Severe Steroid-Dependent Asthma: Therapeutic Role of High-Dose Intravenous Immunoglobulin

In This Article

Abstract and Introduction

Abstract

Steroid-resistant asthma continues to be a significant problem despite the availability of new high-potency inhaled steroids. Steroid-resistant asthmatic patients require oral glucocorticoid maintenance therapy to control their symptoms and to minimize exacerbations. Steroid resistance is related to increased levels of interleukin-2 (IL-2) and IL-4 in the airways of these patients. Because of severe adverse effects of steroids, these patients are in need of therapies that can minimize their steroid requirements and control their asthma. Intravenous immunoglobulin, which is known to decrease IL-2 and IL-4 production in vitro, has been shown to potentiate the inhibitory effects of glucocorticoids on cell proliferation and cytokine secretion. Open-label and placebo-controlled clinical studies in children with steroid-dependent asthma have demonstrated that intravenous immunoglobulin therapy can have significant steroid-sparing effects in these patients.

Introduction
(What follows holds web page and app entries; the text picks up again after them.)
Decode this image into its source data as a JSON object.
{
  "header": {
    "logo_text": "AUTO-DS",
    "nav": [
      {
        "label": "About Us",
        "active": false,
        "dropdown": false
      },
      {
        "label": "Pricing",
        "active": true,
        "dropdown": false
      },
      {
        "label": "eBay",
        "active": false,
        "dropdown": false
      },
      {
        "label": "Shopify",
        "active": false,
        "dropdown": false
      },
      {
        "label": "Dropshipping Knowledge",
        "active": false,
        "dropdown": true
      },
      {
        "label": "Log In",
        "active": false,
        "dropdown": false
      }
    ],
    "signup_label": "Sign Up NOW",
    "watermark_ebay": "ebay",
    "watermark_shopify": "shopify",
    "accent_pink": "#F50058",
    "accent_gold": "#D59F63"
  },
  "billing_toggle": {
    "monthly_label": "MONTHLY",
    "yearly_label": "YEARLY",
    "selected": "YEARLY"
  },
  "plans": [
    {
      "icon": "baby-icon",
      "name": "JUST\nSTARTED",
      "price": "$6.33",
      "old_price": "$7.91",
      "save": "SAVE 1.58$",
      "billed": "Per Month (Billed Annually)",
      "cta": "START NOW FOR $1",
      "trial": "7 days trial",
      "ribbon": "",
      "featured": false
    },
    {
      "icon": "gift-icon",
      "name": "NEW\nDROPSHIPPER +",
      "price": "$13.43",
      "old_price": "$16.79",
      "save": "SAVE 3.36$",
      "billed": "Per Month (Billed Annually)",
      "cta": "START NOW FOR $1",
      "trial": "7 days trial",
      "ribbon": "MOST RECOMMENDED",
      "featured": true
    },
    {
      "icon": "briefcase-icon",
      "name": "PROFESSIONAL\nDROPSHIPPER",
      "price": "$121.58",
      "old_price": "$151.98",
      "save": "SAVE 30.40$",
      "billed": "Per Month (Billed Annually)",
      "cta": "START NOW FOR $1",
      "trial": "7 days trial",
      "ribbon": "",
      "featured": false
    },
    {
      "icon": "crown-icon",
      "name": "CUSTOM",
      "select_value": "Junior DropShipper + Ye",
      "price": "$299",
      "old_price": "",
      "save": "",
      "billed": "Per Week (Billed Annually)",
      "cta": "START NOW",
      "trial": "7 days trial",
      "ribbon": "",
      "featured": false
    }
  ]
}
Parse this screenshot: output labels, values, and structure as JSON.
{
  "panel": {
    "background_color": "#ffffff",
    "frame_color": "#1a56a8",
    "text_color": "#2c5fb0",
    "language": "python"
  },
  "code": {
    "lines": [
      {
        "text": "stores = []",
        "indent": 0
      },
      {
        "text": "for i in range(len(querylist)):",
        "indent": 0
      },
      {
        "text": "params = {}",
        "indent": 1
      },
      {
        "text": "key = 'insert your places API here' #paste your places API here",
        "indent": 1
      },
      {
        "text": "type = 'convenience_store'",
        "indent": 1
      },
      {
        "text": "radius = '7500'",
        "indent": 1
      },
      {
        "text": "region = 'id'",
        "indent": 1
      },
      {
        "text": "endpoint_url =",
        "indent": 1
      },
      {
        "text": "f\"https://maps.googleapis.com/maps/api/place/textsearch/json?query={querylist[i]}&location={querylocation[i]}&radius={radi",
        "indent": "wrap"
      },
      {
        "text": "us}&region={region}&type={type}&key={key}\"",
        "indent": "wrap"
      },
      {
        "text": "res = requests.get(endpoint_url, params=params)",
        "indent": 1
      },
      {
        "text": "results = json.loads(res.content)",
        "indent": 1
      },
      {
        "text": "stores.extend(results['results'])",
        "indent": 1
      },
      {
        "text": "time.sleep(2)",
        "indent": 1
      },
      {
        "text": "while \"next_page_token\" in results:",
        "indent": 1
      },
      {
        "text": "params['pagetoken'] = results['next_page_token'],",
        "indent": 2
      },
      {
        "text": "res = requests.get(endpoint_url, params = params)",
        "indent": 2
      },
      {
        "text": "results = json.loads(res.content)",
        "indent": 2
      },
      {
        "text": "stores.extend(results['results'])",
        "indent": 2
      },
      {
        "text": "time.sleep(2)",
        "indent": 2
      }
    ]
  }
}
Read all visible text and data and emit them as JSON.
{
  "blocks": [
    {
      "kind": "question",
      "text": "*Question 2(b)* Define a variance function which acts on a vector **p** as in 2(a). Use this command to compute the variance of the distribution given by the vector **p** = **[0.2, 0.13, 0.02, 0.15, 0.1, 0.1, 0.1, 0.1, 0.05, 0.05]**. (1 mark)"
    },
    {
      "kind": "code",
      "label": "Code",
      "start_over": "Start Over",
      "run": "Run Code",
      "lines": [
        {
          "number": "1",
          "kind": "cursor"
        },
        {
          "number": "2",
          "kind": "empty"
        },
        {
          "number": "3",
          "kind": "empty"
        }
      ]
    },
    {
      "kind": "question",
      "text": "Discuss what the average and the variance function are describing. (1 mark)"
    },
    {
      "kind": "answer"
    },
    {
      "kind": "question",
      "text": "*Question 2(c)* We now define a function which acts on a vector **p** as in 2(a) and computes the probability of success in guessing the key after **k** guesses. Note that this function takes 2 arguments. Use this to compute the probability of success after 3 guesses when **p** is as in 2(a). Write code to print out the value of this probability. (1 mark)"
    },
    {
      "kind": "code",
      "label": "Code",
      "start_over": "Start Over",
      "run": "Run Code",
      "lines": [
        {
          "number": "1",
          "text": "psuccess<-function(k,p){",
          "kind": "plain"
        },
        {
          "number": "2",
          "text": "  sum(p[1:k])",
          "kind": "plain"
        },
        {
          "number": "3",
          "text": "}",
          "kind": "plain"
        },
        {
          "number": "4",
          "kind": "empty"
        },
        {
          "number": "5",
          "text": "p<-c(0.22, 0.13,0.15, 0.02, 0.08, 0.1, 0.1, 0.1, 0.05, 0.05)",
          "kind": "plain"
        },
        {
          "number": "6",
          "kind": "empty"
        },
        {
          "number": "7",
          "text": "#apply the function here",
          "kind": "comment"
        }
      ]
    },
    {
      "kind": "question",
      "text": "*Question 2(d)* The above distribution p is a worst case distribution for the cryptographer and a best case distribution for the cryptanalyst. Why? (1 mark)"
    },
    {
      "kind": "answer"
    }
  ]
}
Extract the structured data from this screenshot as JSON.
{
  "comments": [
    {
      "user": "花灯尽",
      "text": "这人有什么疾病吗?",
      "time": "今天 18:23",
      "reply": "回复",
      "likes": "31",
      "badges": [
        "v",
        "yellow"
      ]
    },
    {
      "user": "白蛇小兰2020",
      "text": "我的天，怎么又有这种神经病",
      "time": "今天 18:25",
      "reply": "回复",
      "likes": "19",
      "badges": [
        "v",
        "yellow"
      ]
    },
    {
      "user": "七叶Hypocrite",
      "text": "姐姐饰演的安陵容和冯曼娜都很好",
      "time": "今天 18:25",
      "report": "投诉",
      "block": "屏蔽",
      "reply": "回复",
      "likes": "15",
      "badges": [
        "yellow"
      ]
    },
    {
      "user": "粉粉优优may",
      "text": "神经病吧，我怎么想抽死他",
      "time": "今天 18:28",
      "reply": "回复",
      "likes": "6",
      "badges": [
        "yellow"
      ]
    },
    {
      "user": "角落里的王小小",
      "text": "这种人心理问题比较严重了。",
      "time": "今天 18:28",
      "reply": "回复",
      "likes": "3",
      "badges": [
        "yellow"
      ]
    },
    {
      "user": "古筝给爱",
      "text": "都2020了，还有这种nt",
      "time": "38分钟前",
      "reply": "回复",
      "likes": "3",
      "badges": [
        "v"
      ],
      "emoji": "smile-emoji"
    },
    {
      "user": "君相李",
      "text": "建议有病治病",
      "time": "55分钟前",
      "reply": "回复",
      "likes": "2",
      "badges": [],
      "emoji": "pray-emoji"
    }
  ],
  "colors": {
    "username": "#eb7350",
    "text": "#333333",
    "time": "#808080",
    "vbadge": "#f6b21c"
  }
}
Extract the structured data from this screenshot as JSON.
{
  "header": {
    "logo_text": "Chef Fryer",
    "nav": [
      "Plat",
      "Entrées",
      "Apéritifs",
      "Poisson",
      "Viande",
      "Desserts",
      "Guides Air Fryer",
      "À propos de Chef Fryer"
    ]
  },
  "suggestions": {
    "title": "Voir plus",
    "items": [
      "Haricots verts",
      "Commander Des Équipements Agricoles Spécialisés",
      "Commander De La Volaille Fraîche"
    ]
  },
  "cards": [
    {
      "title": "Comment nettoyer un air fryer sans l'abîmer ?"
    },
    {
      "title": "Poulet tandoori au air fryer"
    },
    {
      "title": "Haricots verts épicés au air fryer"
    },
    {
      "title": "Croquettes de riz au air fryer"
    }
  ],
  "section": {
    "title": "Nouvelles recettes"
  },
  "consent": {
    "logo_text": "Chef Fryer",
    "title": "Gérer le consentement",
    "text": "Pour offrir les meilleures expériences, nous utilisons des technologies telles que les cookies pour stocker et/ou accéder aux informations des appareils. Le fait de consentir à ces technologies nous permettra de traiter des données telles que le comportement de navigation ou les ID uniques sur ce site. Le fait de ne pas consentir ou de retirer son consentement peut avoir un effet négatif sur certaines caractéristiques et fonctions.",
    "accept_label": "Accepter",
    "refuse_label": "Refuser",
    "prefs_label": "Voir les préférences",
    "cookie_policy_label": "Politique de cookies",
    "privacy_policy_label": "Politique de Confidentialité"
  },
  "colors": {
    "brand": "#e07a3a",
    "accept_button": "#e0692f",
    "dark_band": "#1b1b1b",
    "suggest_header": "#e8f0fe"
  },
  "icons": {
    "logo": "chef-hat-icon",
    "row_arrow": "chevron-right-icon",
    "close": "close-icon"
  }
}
Glucocorticoids are a mainstay of therapy for a variety of chronic inflammatory diseases, including asthma. It is thought that glucocorticoids exert their therapeutic effects by inducing apoptosis and decreasing activation of the main effector cells in asthma--the eosinophil and the T lymphocyte.[1] In most patients with asthma, oral glucocorticoid bursts will quickly improve pulmonary function, and regular use of topical glucocorticoids will minimize exacerbations. However, some patients do not respond to what is considered adequate doses of glucocorticoids. Some of these patients are noncompliant or use poor inhaler techniques. Others are chronically exposed to allergens or have undertreated sinusitis -- conditions that cause persistent inflammation that may not be managed without oral steroids. Even after controlling for these variables, there is a subset of asthmatics that continue to be unresponsive to steroid therapy; these patients are termed "steroid resistant" (insensitive).[2]

Steroid resistance in these patients is dose dependent; if given in high enough doses, these patients will eventually respond, with improvement in their asthma symptoms and pulmonary function. Thus, the working definition of a steroid-resistant asthmatic patient is one who is at the lower end of the spectrum of responsiveness to treatment with glucocorticoids or takes longer to respond to glucocorticoids when experiencing an exacerbation. A clinical definition based on pulmonary function tests better defines these patients and is frequently used to identify them for clinical studies. These patients do not increase their initially low forced expiratory volume in 1 second (FEV1) by 15% after a 2-week burst of 40 mg/d of prednisone (93% of asthmatic patients will respond to this regimen).[3] A practical definition, useful for the clinician, is any patient who requires daily oral steroids (or very high doses of high-potency inhaled steroids) to minimize the frequency of asthma exacerbations. These patients are considered either steroid-dependent (normal pulmonary function maintained only if taking oral steroids) or steroid-resistant (poor pulmonary function despite treatment with oral steroids).

Comments

3090D553-9492-4563-8681-AD288FA52ACE
Comments on Medscape are moderated and should be professional in tone and on topic. You must declare any conflicts of interest related to your comments and responses. Please see our Commenting Guide for further information. We reserve the right to remove posts at our sole discretion.

processing....